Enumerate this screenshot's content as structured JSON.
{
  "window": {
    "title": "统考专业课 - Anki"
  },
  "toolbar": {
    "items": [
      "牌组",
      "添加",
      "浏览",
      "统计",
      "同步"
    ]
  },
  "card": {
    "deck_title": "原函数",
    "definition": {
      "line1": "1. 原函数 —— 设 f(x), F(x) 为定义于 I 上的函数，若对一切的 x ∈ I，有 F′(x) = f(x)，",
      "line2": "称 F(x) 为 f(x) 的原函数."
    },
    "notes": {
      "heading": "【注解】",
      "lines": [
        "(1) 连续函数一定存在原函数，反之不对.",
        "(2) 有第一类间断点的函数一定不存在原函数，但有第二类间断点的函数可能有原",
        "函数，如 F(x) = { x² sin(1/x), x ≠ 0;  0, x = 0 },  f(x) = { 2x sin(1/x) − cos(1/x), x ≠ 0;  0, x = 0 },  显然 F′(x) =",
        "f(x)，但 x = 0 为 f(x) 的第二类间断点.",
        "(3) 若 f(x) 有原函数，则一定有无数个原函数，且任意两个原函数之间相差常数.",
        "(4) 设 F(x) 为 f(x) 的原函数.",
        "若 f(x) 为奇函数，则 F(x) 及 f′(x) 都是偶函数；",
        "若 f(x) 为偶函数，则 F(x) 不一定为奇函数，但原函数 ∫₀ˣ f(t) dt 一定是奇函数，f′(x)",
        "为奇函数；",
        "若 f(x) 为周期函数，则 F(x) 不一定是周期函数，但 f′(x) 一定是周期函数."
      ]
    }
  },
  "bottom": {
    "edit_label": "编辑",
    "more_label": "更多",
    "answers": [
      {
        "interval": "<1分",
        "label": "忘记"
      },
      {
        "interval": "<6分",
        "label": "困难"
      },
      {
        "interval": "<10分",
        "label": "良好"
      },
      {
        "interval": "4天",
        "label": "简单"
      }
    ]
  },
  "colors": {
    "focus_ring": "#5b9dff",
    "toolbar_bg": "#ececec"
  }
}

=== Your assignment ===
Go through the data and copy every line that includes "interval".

=== Task result ===
        "interval": "<1分",
        "interval": "<6分",
        "interval": "<10分",
        "interval": "4天",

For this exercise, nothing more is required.